Cityscapes: When Soil Subsidence Hits Home, Suburban Houses Explode

Feb 20, 2015

In this month's Cityscapes column at Nola.com, Tulane Professor of Geography Richard Campanella explores some very real consequences of draining urban wetlands for building.

A horrifying string of deadly explosions hit Metairie homes in the 1970s. It turned out soil subsidence was to blame. The drying, settling and cracking of the land beneath the former swampland snapped gas lines, filling the houses with invisible, flammable gas. "And then someone would come home, plug in a toaster oven, light a cigarette, and the whole house would explode," Campanella says.

(For more on terms like "subsidence," see our WWNO Coastal Glossary.)

Where do we go from here? He notes we cannot re-inflate urban soils, but Campanella says, "We can make an effort to keep them as wet as possible, by slowing down runoff, storing as much as possible on the landscape to re-charge that groundwater."

Fifty percent of the city currently sits below sea level, he says, mostly due to the drainage of urban wetlands. Smarter planning going forward is vital, he says.

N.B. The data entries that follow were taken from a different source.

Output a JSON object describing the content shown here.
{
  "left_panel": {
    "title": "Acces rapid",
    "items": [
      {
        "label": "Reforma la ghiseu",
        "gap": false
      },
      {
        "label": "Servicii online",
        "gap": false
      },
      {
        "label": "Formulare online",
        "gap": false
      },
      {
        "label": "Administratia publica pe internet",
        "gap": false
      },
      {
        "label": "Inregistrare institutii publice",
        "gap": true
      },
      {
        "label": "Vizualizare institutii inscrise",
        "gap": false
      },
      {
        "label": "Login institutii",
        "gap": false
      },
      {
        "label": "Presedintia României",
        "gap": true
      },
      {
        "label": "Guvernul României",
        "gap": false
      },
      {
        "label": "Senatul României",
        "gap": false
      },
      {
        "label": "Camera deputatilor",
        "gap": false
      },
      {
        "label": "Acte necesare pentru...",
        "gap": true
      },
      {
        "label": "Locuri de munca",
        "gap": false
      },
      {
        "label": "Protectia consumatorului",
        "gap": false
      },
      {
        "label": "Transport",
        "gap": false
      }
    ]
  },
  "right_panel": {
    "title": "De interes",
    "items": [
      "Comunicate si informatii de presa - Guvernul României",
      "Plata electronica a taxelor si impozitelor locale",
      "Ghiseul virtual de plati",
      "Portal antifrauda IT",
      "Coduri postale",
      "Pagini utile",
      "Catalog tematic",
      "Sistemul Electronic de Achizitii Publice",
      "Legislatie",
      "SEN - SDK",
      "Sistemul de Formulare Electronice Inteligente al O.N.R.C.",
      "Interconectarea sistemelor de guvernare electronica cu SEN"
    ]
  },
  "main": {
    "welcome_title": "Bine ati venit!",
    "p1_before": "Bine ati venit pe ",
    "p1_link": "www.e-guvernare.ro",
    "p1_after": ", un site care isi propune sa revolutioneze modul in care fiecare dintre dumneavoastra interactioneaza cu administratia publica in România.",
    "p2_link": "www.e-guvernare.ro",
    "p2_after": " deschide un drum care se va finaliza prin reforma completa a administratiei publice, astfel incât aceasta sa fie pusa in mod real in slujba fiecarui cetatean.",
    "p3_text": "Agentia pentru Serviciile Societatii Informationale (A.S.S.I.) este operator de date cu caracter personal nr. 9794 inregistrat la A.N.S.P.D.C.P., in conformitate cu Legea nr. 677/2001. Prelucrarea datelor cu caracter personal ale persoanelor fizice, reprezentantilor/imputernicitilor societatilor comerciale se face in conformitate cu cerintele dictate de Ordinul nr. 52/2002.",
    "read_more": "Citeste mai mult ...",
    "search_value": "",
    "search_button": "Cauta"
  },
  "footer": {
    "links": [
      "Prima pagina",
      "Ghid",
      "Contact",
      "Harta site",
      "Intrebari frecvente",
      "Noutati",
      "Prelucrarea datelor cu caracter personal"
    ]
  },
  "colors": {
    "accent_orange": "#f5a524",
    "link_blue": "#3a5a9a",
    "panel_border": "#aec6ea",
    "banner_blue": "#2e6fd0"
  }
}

"One lesson we can take away is that we should think long and hard before erecting more levees and draining more areas on this deltaic plain, so that we don't repeat this."